_Directions_:
For the entries below, work out how many lines include the string "MANAGEMENT", then write only that number.

+ + + + +

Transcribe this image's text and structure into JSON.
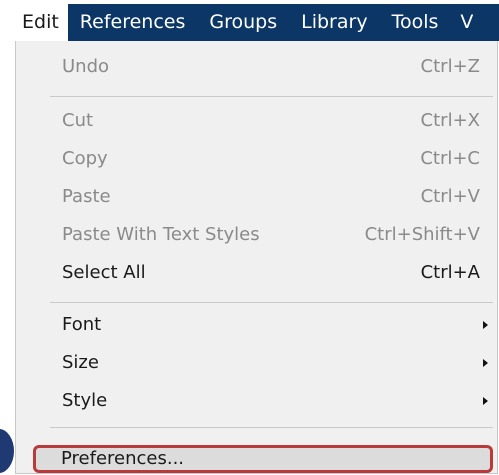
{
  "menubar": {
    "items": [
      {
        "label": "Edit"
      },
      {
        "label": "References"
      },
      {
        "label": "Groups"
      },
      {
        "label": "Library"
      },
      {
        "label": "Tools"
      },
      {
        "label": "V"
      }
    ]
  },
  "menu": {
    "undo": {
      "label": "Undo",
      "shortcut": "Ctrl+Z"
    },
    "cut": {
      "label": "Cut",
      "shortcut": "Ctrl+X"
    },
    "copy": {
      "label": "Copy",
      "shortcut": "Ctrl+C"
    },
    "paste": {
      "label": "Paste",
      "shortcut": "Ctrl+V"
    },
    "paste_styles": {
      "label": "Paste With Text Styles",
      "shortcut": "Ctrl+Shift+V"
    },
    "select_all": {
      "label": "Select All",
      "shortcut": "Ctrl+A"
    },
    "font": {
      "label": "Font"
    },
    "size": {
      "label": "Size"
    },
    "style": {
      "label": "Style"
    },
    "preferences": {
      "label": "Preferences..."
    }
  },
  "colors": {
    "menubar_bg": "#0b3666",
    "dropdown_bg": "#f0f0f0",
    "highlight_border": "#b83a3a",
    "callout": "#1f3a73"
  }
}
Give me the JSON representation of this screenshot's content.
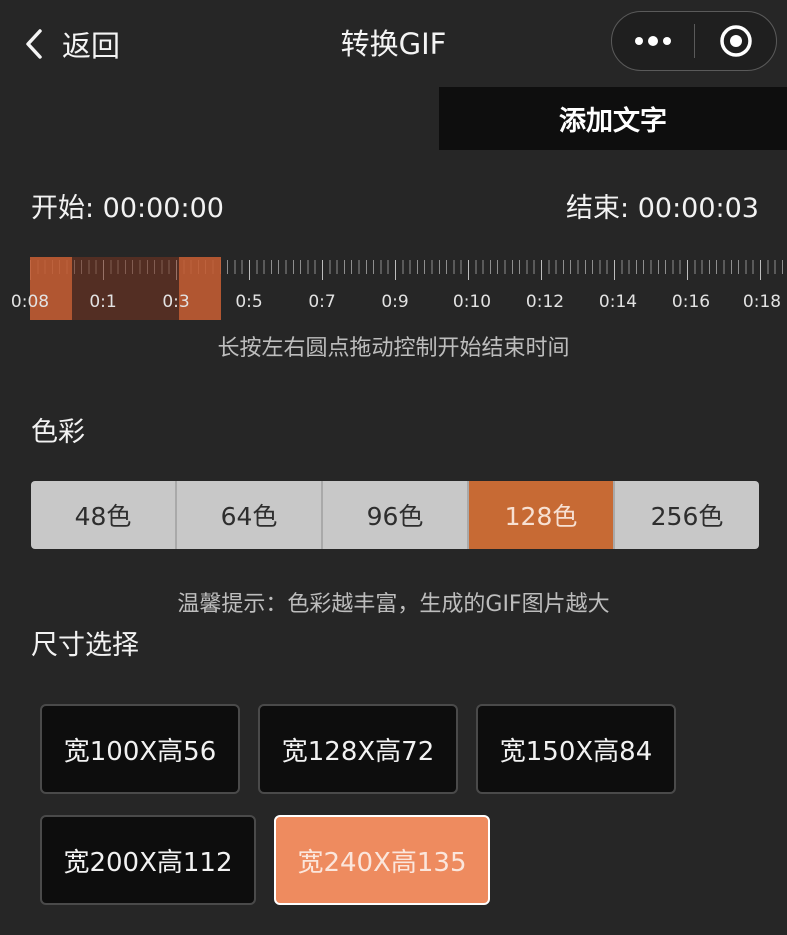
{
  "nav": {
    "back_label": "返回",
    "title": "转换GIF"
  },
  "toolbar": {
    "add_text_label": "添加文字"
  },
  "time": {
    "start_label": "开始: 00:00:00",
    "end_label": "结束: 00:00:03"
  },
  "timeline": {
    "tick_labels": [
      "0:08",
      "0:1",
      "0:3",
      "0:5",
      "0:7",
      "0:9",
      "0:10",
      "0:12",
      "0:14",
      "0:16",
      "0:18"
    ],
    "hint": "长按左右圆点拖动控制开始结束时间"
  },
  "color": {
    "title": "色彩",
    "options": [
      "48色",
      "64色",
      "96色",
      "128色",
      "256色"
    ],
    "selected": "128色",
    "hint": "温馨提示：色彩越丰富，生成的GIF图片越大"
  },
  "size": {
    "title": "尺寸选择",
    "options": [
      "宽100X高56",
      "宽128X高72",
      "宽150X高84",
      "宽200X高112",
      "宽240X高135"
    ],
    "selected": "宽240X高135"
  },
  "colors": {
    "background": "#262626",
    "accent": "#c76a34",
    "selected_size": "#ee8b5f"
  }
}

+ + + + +

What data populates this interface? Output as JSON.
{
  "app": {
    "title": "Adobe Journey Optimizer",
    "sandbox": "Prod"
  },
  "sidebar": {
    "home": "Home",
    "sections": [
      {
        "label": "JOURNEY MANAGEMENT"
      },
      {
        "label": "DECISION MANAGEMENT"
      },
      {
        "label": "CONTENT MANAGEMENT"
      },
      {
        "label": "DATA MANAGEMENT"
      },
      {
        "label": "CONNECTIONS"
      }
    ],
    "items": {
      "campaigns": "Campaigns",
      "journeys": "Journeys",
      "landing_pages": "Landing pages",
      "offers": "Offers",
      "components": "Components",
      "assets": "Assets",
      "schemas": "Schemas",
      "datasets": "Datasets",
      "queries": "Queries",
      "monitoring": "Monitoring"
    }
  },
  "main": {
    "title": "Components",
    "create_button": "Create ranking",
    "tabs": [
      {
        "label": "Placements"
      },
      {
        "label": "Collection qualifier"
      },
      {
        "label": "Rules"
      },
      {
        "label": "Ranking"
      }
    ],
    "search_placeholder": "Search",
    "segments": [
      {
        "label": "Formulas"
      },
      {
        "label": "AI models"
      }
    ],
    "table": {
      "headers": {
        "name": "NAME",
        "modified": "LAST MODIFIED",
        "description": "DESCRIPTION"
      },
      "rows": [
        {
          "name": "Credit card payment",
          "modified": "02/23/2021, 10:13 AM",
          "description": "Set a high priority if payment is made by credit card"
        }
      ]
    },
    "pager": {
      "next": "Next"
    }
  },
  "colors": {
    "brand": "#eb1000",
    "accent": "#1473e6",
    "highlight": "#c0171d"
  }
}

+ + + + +

_Solution to this exercise_:
4